Stretcher bars hold the moveable rails a set distance apart when the points are operated.
The Office of Rail Regulation safety director Ian Prosser said: "We have conducted a thorough investigation into whether criminal proceedings should be brought in relation to this derailment which caused the death of Mrs Masson and injured 86 people.
"Following the coroner's inquest into the death of Mrs Masson, I have concluded that there is enough evidence, and that it is in the public interest, to bring criminal proceedings against NR for a serious breach of health and safety law which led to the train derailment."
Mr Prosser added: "My thoughts are with the family of Mrs Masson and those injured in this incident. The ORR will do everything it can to ensure that the prosecution proceeds as quickly as possible.
"The railway today is as safe as it has ever been but there can be no room for complacency. The entire rail industry must continue to strive for improvements to ensure that public safety is never put at risk."
The first hearing is scheduled to take place at Lancaster Magistrates' Court on February 24.
Mrs Masson, who was known as Peggy, was travelling on the train with her daughter Margaret Langley.
Network Rail operations managing director Robin Gisby responded to the announcement on Friday.
He said: "The Grayrigg derailment in 2007, resulting in the tragic death of Mrs Margaret Masson, was a terrible event.
"Network Rail has not hidden from its responsibilities. The company accepted quickly that it was a fault with the infrastructure that caused the accident.
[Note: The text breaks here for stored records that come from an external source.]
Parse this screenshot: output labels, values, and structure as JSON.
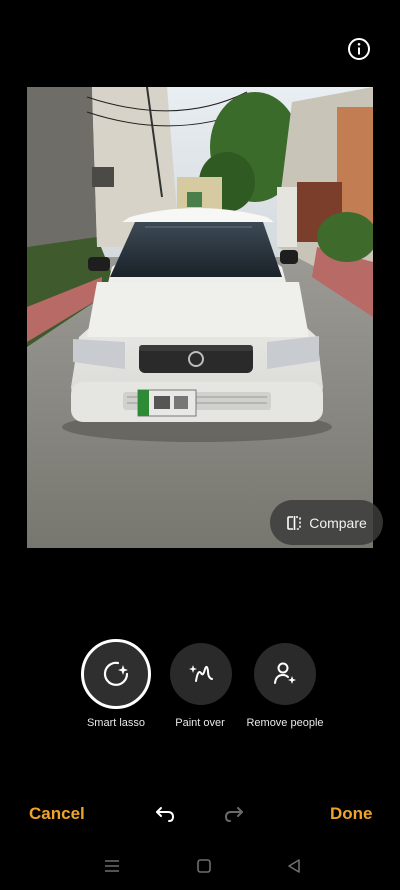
{
  "header": {
    "info_icon": "info-icon"
  },
  "photo": {
    "subject": "white car parked in a street"
  },
  "compare": {
    "label": "Compare",
    "icon": "compare-icon"
  },
  "tools": [
    {
      "label": "Smart lasso",
      "icon": "smart-lasso-icon",
      "selected": true
    },
    {
      "label": "Paint over",
      "icon": "paint-over-icon",
      "selected": false
    },
    {
      "label": "Remove people",
      "icon": "remove-people-icon",
      "selected": false
    }
  ],
  "actions": {
    "cancel_label": "Cancel",
    "done_label": "Done",
    "accent_color": "#f0a329"
  },
  "nav": {
    "icons": [
      "recents-icon",
      "home-icon",
      "back-icon"
    ]
  }
}
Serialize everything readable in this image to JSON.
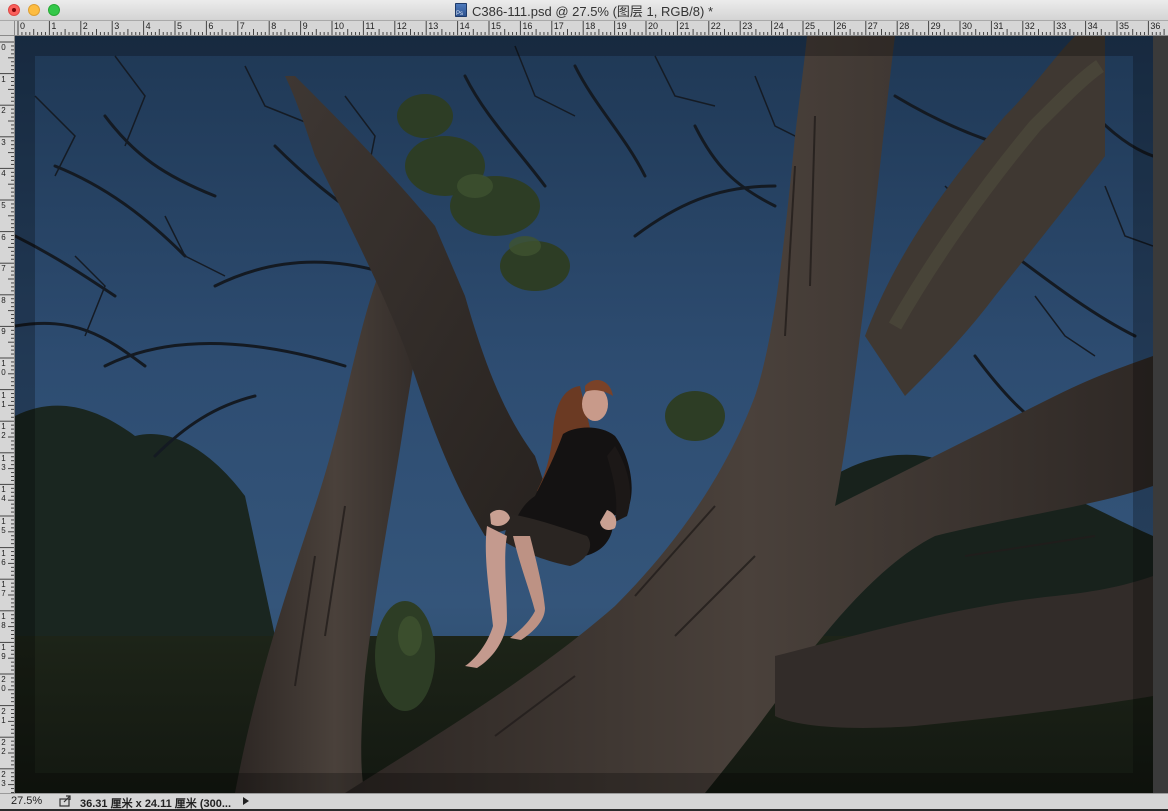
{
  "window": {
    "title": "C386-111.psd @ 27.5% (图层 1, RGB/8) *"
  },
  "ruler_horizontal": {
    "labels": [
      "0",
      "1",
      "2",
      "3",
      "4",
      "5",
      "6",
      "7",
      "8",
      "9",
      "10",
      "11",
      "12",
      "13",
      "14",
      "15",
      "16",
      "17",
      "18",
      "19",
      "20",
      "21",
      "22",
      "23",
      "24",
      "25",
      "26",
      "27",
      "28",
      "29",
      "30",
      "31",
      "32",
      "33",
      "34",
      "35",
      "36"
    ]
  },
  "ruler_vertical": {
    "labels": [
      "0",
      "1",
      "2",
      "3",
      "4",
      "5",
      "6",
      "7",
      "8",
      "9",
      "10",
      "11",
      "12",
      "13",
      "14",
      "15",
      "16",
      "17",
      "18",
      "19",
      "20",
      "21",
      "22",
      "23"
    ]
  },
  "canvas": {
    "description_icon": "photo-canvas",
    "colors": {
      "sky": "#2c4a6e",
      "ground": "#1c2219",
      "bark": "#3b3430"
    }
  },
  "statusbar": {
    "zoom": "27.5%",
    "doc_size": "36.31 厘米 x 24.11 厘米 (300..."
  }
}
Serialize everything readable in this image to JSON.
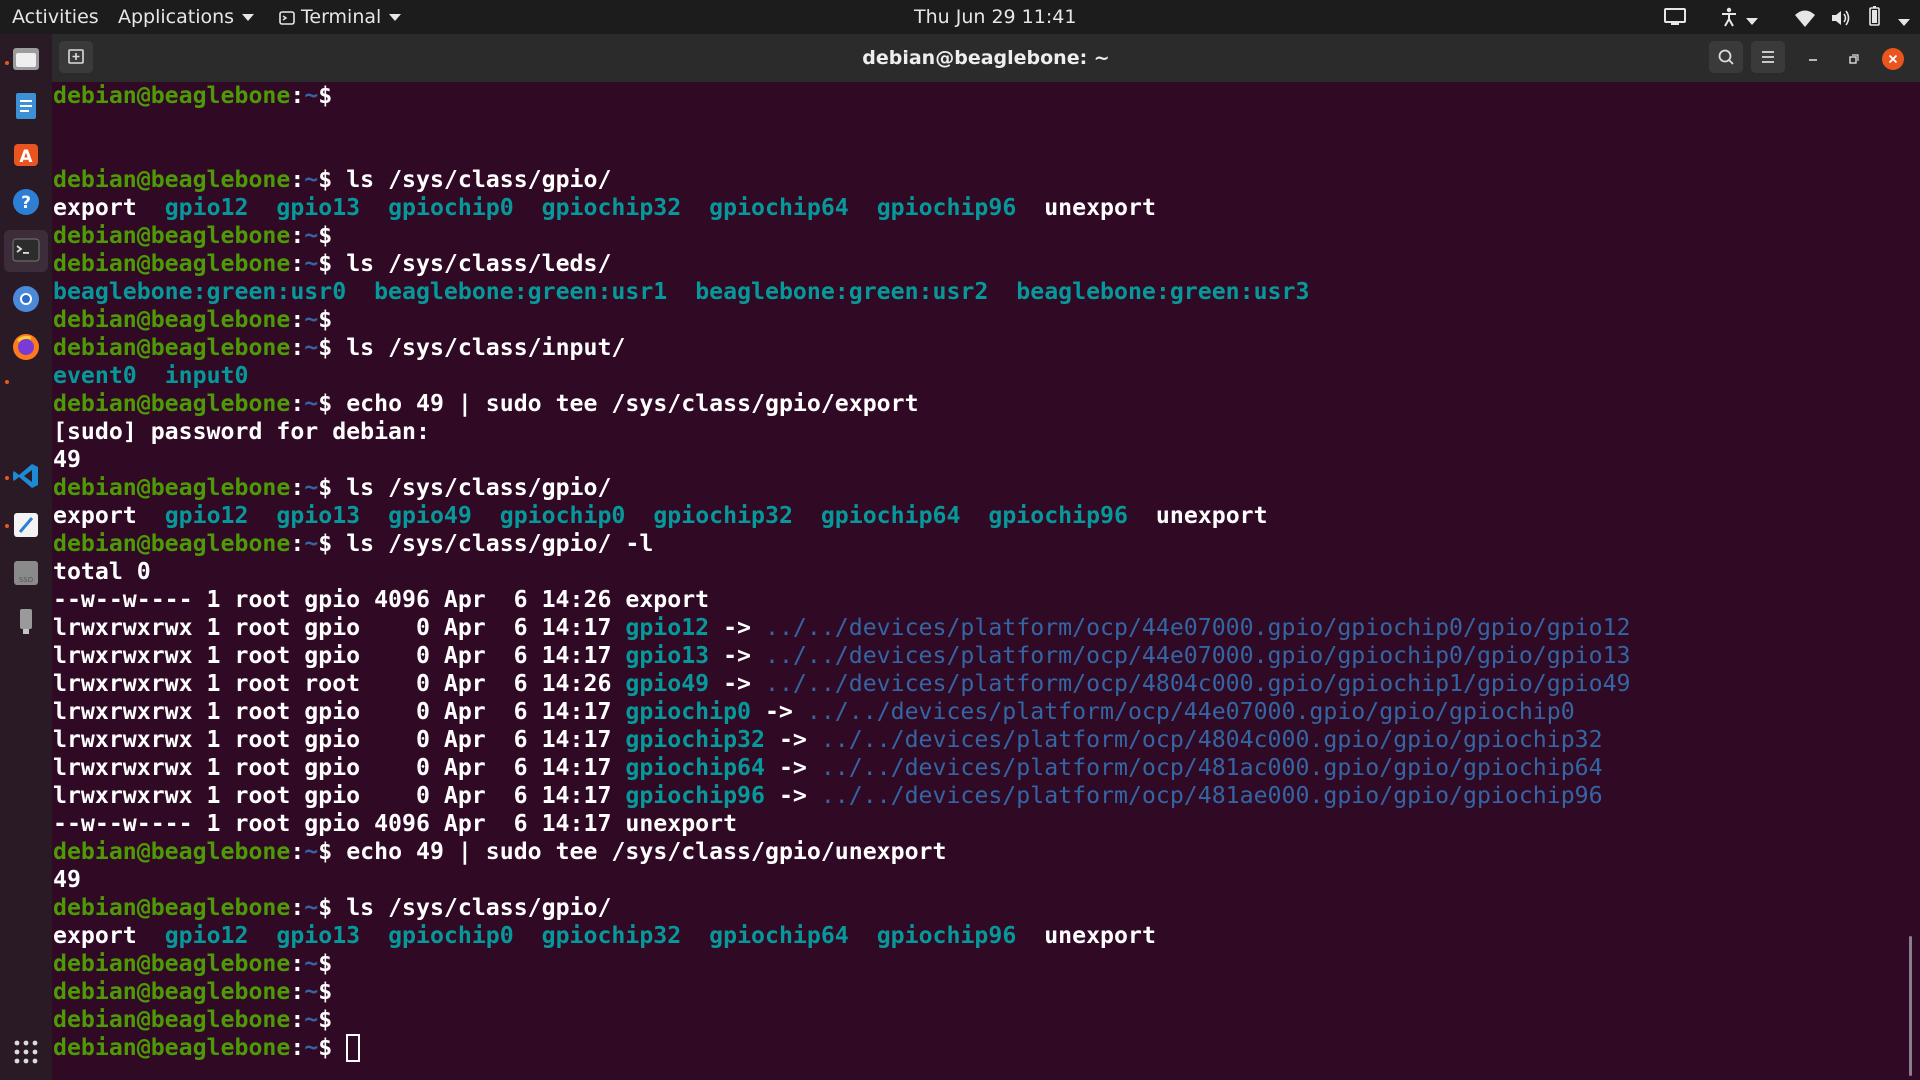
{
  "topbar": {
    "activities": "Activities",
    "applications": "Applications",
    "terminal_menu": "Terminal",
    "clock": "Thu Jun 29  11:41"
  },
  "window": {
    "title": "debian@beaglebone: ~"
  },
  "colors": {
    "terminal_bg": "#300a24",
    "prompt_user": "#4e9a06",
    "prompt_path": "#3465a4",
    "dir_cyan": "#06989a",
    "link_target": "#3465a4",
    "close_button": "#e9541f"
  },
  "dock": {
    "icons": [
      "files-icon",
      "text-editor-icon",
      "software-center-icon",
      "help-icon",
      "terminal-icon",
      "chromium-icon",
      "firefox-icon",
      "vscode-icon",
      "notes-icon",
      "disk-icon",
      "usb-drive-icon",
      "show-apps-icon"
    ]
  },
  "prompt": {
    "user": "debian@beaglebone",
    "sep": ":",
    "path": "~",
    "dollar": "$"
  },
  "lines": [
    {
      "type": "prompt",
      "cmd": ""
    },
    {
      "type": "blank"
    },
    {
      "type": "blank"
    },
    {
      "type": "prompt",
      "cmd": " ls /sys/class/gpio/"
    },
    {
      "type": "out",
      "segs": [
        [
          "wh",
          "export"
        ],
        [
          "wh",
          "  "
        ],
        [
          "cy",
          "gpio12"
        ],
        [
          "wh",
          "  "
        ],
        [
          "cy",
          "gpio13"
        ],
        [
          "wh",
          "  "
        ],
        [
          "cy",
          "gpiochip0"
        ],
        [
          "wh",
          "  "
        ],
        [
          "cy",
          "gpiochip32"
        ],
        [
          "wh",
          "  "
        ],
        [
          "cy",
          "gpiochip64"
        ],
        [
          "wh",
          "  "
        ],
        [
          "cy",
          "gpiochip96"
        ],
        [
          "wh",
          "  "
        ],
        [
          "wh",
          "unexport"
        ]
      ]
    },
    {
      "type": "prompt",
      "cmd": ""
    },
    {
      "type": "prompt",
      "cmd": " ls /sys/class/leds/"
    },
    {
      "type": "out",
      "segs": [
        [
          "cy",
          "beaglebone:green:usr0"
        ],
        [
          "wh",
          "  "
        ],
        [
          "cy",
          "beaglebone:green:usr1"
        ],
        [
          "wh",
          "  "
        ],
        [
          "cy",
          "beaglebone:green:usr2"
        ],
        [
          "wh",
          "  "
        ],
        [
          "cy",
          "beaglebone:green:usr3"
        ]
      ]
    },
    {
      "type": "prompt",
      "cmd": ""
    },
    {
      "type": "prompt",
      "cmd": " ls /sys/class/input/"
    },
    {
      "type": "out",
      "segs": [
        [
          "cy",
          "event0"
        ],
        [
          "wh",
          "  "
        ],
        [
          "cy",
          "input0"
        ]
      ]
    },
    {
      "type": "prompt",
      "cmd": " echo 49 | sudo tee /sys/class/gpio/export"
    },
    {
      "type": "out",
      "segs": [
        [
          "wh",
          "[sudo] password for debian:"
        ]
      ]
    },
    {
      "type": "out",
      "segs": [
        [
          "wh",
          "49"
        ]
      ]
    },
    {
      "type": "prompt",
      "cmd": " ls /sys/class/gpio/"
    },
    {
      "type": "out",
      "segs": [
        [
          "wh",
          "export"
        ],
        [
          "wh",
          "  "
        ],
        [
          "cy",
          "gpio12"
        ],
        [
          "wh",
          "  "
        ],
        [
          "cy",
          "gpio13"
        ],
        [
          "wh",
          "  "
        ],
        [
          "cy",
          "gpio49"
        ],
        [
          "wh",
          "  "
        ],
        [
          "cy",
          "gpiochip0"
        ],
        [
          "wh",
          "  "
        ],
        [
          "cy",
          "gpiochip32"
        ],
        [
          "wh",
          "  "
        ],
        [
          "cy",
          "gpiochip64"
        ],
        [
          "wh",
          "  "
        ],
        [
          "cy",
          "gpiochip96"
        ],
        [
          "wh",
          "  "
        ],
        [
          "wh",
          "unexport"
        ]
      ]
    },
    {
      "type": "prompt",
      "cmd": " ls /sys/class/gpio/ -l"
    },
    {
      "type": "out",
      "segs": [
        [
          "wh",
          "total 0"
        ]
      ]
    },
    {
      "type": "out",
      "segs": [
        [
          "wh",
          "--w--w---- 1 root gpio 4096 Apr  6 14:26 export"
        ]
      ]
    },
    {
      "type": "out",
      "segs": [
        [
          "wh",
          "lrwxrwxrwx 1 root gpio    0 Apr  6 14:17 "
        ],
        [
          "cy",
          "gpio12"
        ],
        [
          "wh",
          " -> "
        ],
        [
          "bl",
          "../../devices/platform/ocp/44e07000.gpio/gpiochip0/gpio/gpio12"
        ]
      ]
    },
    {
      "type": "out",
      "segs": [
        [
          "wh",
          "lrwxrwxrwx 1 root gpio    0 Apr  6 14:17 "
        ],
        [
          "cy",
          "gpio13"
        ],
        [
          "wh",
          " -> "
        ],
        [
          "bl",
          "../../devices/platform/ocp/44e07000.gpio/gpiochip0/gpio/gpio13"
        ]
      ]
    },
    {
      "type": "out",
      "segs": [
        [
          "wh",
          "lrwxrwxrwx 1 root root    0 Apr  6 14:26 "
        ],
        [
          "cy",
          "gpio49"
        ],
        [
          "wh",
          " -> "
        ],
        [
          "bl",
          "../../devices/platform/ocp/4804c000.gpio/gpiochip1/gpio/gpio49"
        ]
      ]
    },
    {
      "type": "out",
      "segs": [
        [
          "wh",
          "lrwxrwxrwx 1 root gpio    0 Apr  6 14:17 "
        ],
        [
          "cy",
          "gpiochip0"
        ],
        [
          "wh",
          " -> "
        ],
        [
          "bl",
          "../../devices/platform/ocp/44e07000.gpio/gpio/gpiochip0"
        ]
      ]
    },
    {
      "type": "out",
      "segs": [
        [
          "wh",
          "lrwxrwxrwx 1 root gpio    0 Apr  6 14:17 "
        ],
        [
          "cy",
          "gpiochip32"
        ],
        [
          "wh",
          " -> "
        ],
        [
          "bl",
          "../../devices/platform/ocp/4804c000.gpio/gpio/gpiochip32"
        ]
      ]
    },
    {
      "type": "out",
      "segs": [
        [
          "wh",
          "lrwxrwxrwx 1 root gpio    0 Apr  6 14:17 "
        ],
        [
          "cy",
          "gpiochip64"
        ],
        [
          "wh",
          " -> "
        ],
        [
          "bl",
          "../../devices/platform/ocp/481ac000.gpio/gpio/gpiochip64"
        ]
      ]
    },
    {
      "type": "out",
      "segs": [
        [
          "wh",
          "lrwxrwxrwx 1 root gpio    0 Apr  6 14:17 "
        ],
        [
          "cy",
          "gpiochip96"
        ],
        [
          "wh",
          " -> "
        ],
        [
          "bl",
          "../../devices/platform/ocp/481ae000.gpio/gpio/gpiochip96"
        ]
      ]
    },
    {
      "type": "out",
      "segs": [
        [
          "wh",
          "--w--w---- 1 root gpio 4096 Apr  6 14:17 unexport"
        ]
      ]
    },
    {
      "type": "prompt",
      "cmd": " echo 49 | sudo tee /sys/class/gpio/unexport"
    },
    {
      "type": "out",
      "segs": [
        [
          "wh",
          "49"
        ]
      ]
    },
    {
      "type": "prompt",
      "cmd": " ls /sys/class/gpio/"
    },
    {
      "type": "out",
      "segs": [
        [
          "wh",
          "export"
        ],
        [
          "wh",
          "  "
        ],
        [
          "cy",
          "gpio12"
        ],
        [
          "wh",
          "  "
        ],
        [
          "cy",
          "gpio13"
        ],
        [
          "wh",
          "  "
        ],
        [
          "cy",
          "gpiochip0"
        ],
        [
          "wh",
          "  "
        ],
        [
          "cy",
          "gpiochip32"
        ],
        [
          "wh",
          "  "
        ],
        [
          "cy",
          "gpiochip64"
        ],
        [
          "wh",
          "  "
        ],
        [
          "cy",
          "gpiochip96"
        ],
        [
          "wh",
          "  "
        ],
        [
          "wh",
          "unexport"
        ]
      ]
    },
    {
      "type": "prompt",
      "cmd": ""
    },
    {
      "type": "prompt",
      "cmd": ""
    },
    {
      "type": "prompt",
      "cmd": ""
    },
    {
      "type": "prompt",
      "cmd": " ",
      "cursor": true
    }
  ]
}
We again apologise to Mrs Masson's family.
"Since the derailment, we have worked closely with the authorities, conducted comprehensive and detailed investigations and made substantial changes to our maintenance regime.
"Today there is no safer form of travel than rail and it is important that the rail industry seeks ways to make it safer still."
The case is almost certain to be committed to a Crown Court.
Under English law, the maximum penalty a magistrates' court can impose for the offence is a fine of £20,000.
Last year, Network Rail was fined £3m at St Albans Crown Court after admitting safety breaches involving a set of points which led to a derailment at Potters Bar in Hertfordshire in May 2002. Seven people were killed.
The company had assumed responsibility for the crash from its predecessor rail infrastructure company, Railtrack.
A decision by the Office of Rail Regulation on bringing its own prosecution over Grayrigg had been delayed until the inquest into Mrs Masson's death concluded in November 2011 and after the Crown Prosecution Service had said it would not be pursuing charges.